|Bid||0.00 x 34100|
|Ask||0.00 x 1100|
|Day's Range||61.10 - 61.15|
|52 Week Range||59.55 - 61.15|
|PE Ratio (TTM)||N/A|
|Beta (3Y Monthly)||0.25|
|Expense Ratio (net)||0.07%|
Here, I will share some simple ways to cut back on the amount of risk in your investment portfolio. The relationship between stocks and bonds provides some insight as to how we can think about the stock-bond mix. The point in the upper right-hand corner represents a 100% stock portfolio and the point on the lower left a 100% bond portfolio.
Ultrasafe investments, like short-term Treasuries, are an effective way to diversify an all-stock portfolio as they tend to hold up well during periods of market distress. Treasuries are backed by the full faith and credit of the U.S. government, so they don't carry the credit risk that is embedded in corporate bonds. Schwab Short-Term U.S. Treasury ETF SCHO provides great exposure to these stable assets.
U.S. two-year treasury note yield briefly dropped below 2.4% on Jan 3, reaching parity with the federal funds effective rate for the first time since 2008.
As chances of a Fed rate hike in December are pretty high and can cause some turmoil in the markets, these ETF areas could provide cushion to investors.
Exchange-traded funds (ETFs) had an incredible year in 2017. A recent report by ETF.com indicates that ETFs gathered new assets totaling more than $450 billion for that year, in some part thanks to the strength of the U.S. equity space. In 2018, although ETFs are still among the hottest and most popular investment vehicles for investors across the country, the figures are likely to be somewhat less impressive.

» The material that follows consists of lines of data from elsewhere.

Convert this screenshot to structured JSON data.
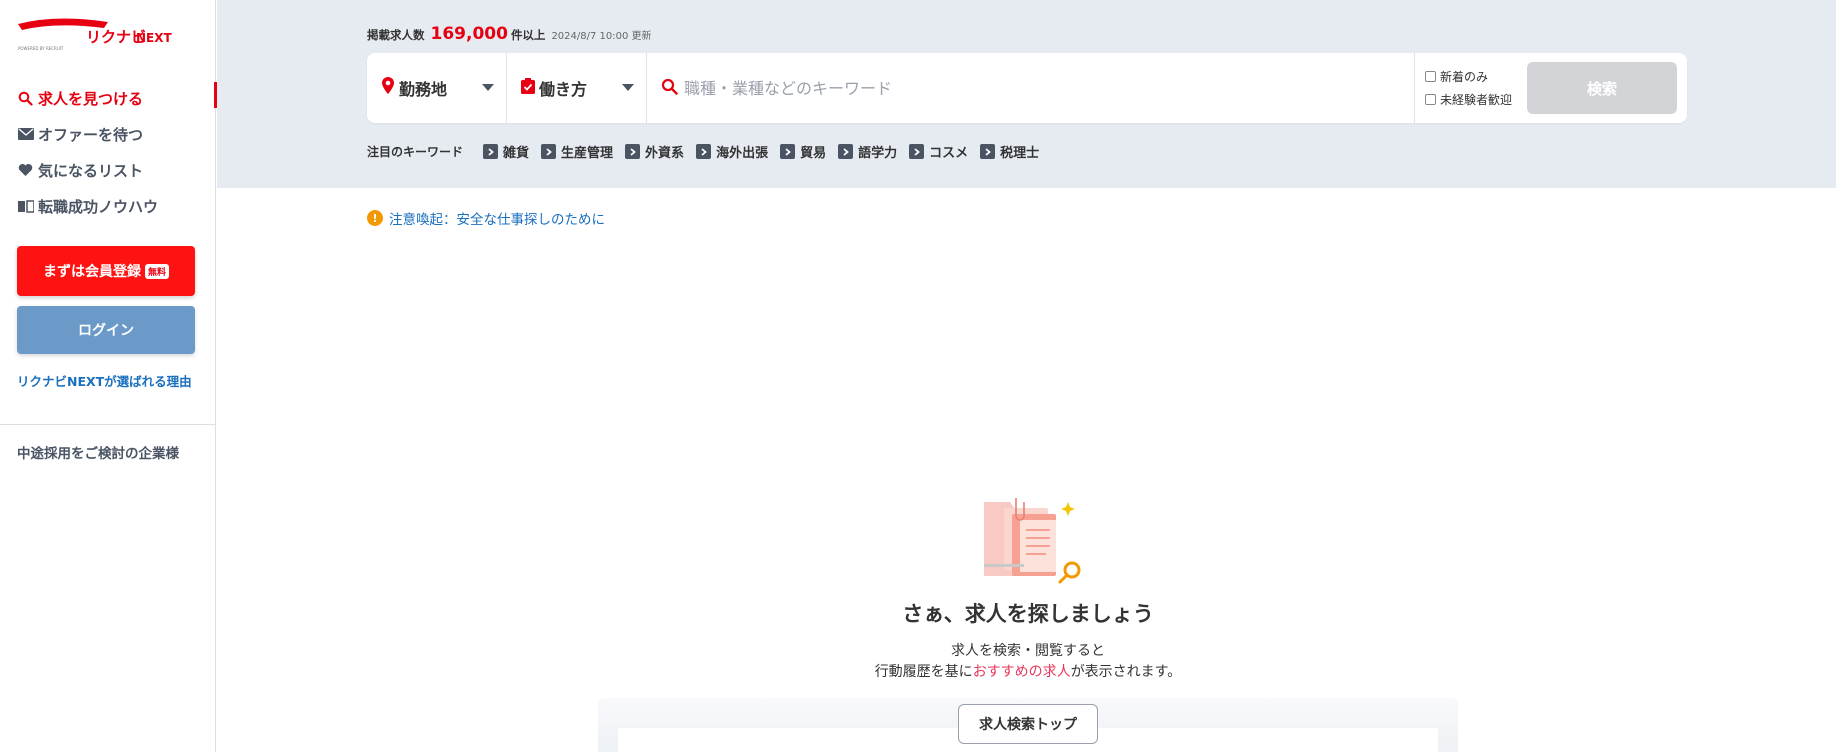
{
  "brand": {
    "logo_text": "リクナビNEXT",
    "logo_sub": "POWERED BY RECRUIT"
  },
  "sidebar": {
    "items": [
      {
        "label": "求人を見つける",
        "icon": "search-icon",
        "active": true
      },
      {
        "label": "オファーを待つ",
        "icon": "mail-icon",
        "active": false
      },
      {
        "label": "気になるリスト",
        "icon": "heart-icon",
        "active": false
      },
      {
        "label": "転職成功ノウハウ",
        "icon": "book-icon",
        "active": false
      }
    ],
    "register_label": "まずは会員登録",
    "register_badge": "無料",
    "login_label": "ログイン",
    "why_link": "リクナビNEXTが選ばれる理由",
    "corp_link": "中途採用をご検討の企業様"
  },
  "search": {
    "count_prefix": "掲載求人数",
    "count_value": "169,000",
    "count_suffix": "件以上",
    "updated": "2024/8/7 10:00 更新",
    "area_label": "勤務地",
    "work_label": "働き方",
    "keyword_placeholder": "職種・業種などのキーワード",
    "check_new": "新着のみ",
    "check_inexp": "未経験者歓迎",
    "button": "検索",
    "keywords_title": "注目のキーワード",
    "keywords": [
      "雑貨",
      "生産管理",
      "外資系",
      "海外出張",
      "貿易",
      "語学力",
      "コスメ",
      "税理士"
    ]
  },
  "alert": {
    "text": "注意喚起：安全な仕事探しのために"
  },
  "empty": {
    "title": "さぁ、求人を探しましょう",
    "line1": "求人を検索・閲覧すると",
    "line2_pre": "行動履歴を基に",
    "line2_hl": "おすすめの求人",
    "line2_post": "が表示されます。",
    "top_button": "求人検索トップ"
  },
  "colors": {
    "brand_red": "#e60012",
    "login_blue": "#6b9ac8",
    "link_blue": "#1a6fbf",
    "search_bg": "#e6ebf2"
  }
}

Interest rates have steadily pushed higher in recent months, and the Federal Reserve has signaled its intent to raise interest rates at least two more times before the end of the year to head off an overheating economy with high inflation. While rising interest rates can drag on bond fund returns, they have less of an impact on bond funds with shorter durations. "From post-crisis through 2017, investors in fixed income have had to move out along the curve to generate some yield, extending some duration risk, or taking a dip in quality," Alfonzo Bruno, a research analyst for fixed-income strategies with Morningstar, told CNBC.